**Task item:** Type the entries again, word for word.

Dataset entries
====

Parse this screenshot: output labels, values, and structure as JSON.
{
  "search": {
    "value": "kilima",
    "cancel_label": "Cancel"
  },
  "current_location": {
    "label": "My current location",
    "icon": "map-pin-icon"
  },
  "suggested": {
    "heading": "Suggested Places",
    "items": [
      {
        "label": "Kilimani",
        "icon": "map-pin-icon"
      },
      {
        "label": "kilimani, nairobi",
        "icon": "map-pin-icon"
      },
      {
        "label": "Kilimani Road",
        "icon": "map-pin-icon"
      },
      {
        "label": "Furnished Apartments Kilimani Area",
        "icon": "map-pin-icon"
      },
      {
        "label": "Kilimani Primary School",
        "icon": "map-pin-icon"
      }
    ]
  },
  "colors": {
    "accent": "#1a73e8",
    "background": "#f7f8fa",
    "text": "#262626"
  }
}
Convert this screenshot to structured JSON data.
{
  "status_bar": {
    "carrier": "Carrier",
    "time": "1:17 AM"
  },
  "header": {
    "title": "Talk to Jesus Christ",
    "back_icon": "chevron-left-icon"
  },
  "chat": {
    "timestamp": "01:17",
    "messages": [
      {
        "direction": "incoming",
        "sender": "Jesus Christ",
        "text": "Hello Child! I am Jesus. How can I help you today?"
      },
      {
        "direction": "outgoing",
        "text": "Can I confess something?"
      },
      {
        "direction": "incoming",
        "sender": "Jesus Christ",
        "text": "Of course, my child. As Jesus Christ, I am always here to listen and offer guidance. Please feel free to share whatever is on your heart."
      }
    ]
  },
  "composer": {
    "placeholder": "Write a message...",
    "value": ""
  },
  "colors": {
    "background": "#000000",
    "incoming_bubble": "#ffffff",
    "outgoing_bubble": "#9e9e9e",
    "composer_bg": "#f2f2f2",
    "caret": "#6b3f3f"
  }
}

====

**Written response:**
Parse this screenshot: output labels, values, and structure as JSON.
{
  "search": {
    "value": "kilima",
    "cancel_label": "Cancel"
  },
  "current_location": {
    "label": "My current location",
    "icon": "map-pin-icon"
  },
  "suggested": {
    "heading": "Suggested Places",
    "items": [
      {
        "label": "Kilimani",
        "icon": "map-pin-icon"
      },
      {
        "label": "kilimani, nairobi",
        "icon": "map-pin-icon"
      },
      {
        "label": "Kilimani Road",
        "icon": "map-pin-icon"
      },
      {
        "label": "Furnished Apartments Kilimani Area",
        "icon": "map-pin-icon"
      },
      {
        "label": "Kilimani Primary School",
        "icon": "map-pin-icon"
      }
    ]
  },
  "colors": {
    "accent": "#1a73e8",
    "background": "#f7f8fa",
    "text": "#262626"
  }
}
Convert this screenshot to structured JSON data.
{
  "status_bar": {
    "carrier": "Carrier",
    "time": "1:17 AM"
  },
  "header": {
    "title": "Talk to Jesus Christ",
    "back_icon": "chevron-left-icon"
  },
  "chat": {
    "timestamp": "01:17",
    "messages": [
      {
        "direction": "incoming",
        "sender": "Jesus Christ",
        "text": "Hello Child! I am Jesus. How can I help you today?"
      },
      {
        "direction": "outgoing",
        "text": "Can I confess something?"
      },
      {
        "direction": "incoming",
        "sender": "Jesus Christ",
        "text": "Of course, my child. As Jesus Christ, I am always here to listen and offer guidance. Please feel free to share whatever is on your heart."
      }
    ]
  },
  "composer": {
    "placeholder": "Write a message...",
    "value": ""
  },
  "colors": {
    "background": "#000000",
    "incoming_bubble": "#ffffff",
    "outgoing_bubble": "#9e9e9e",
    "composer_bg": "#f2f2f2",
    "caret": "#6b3f3f"
  }
}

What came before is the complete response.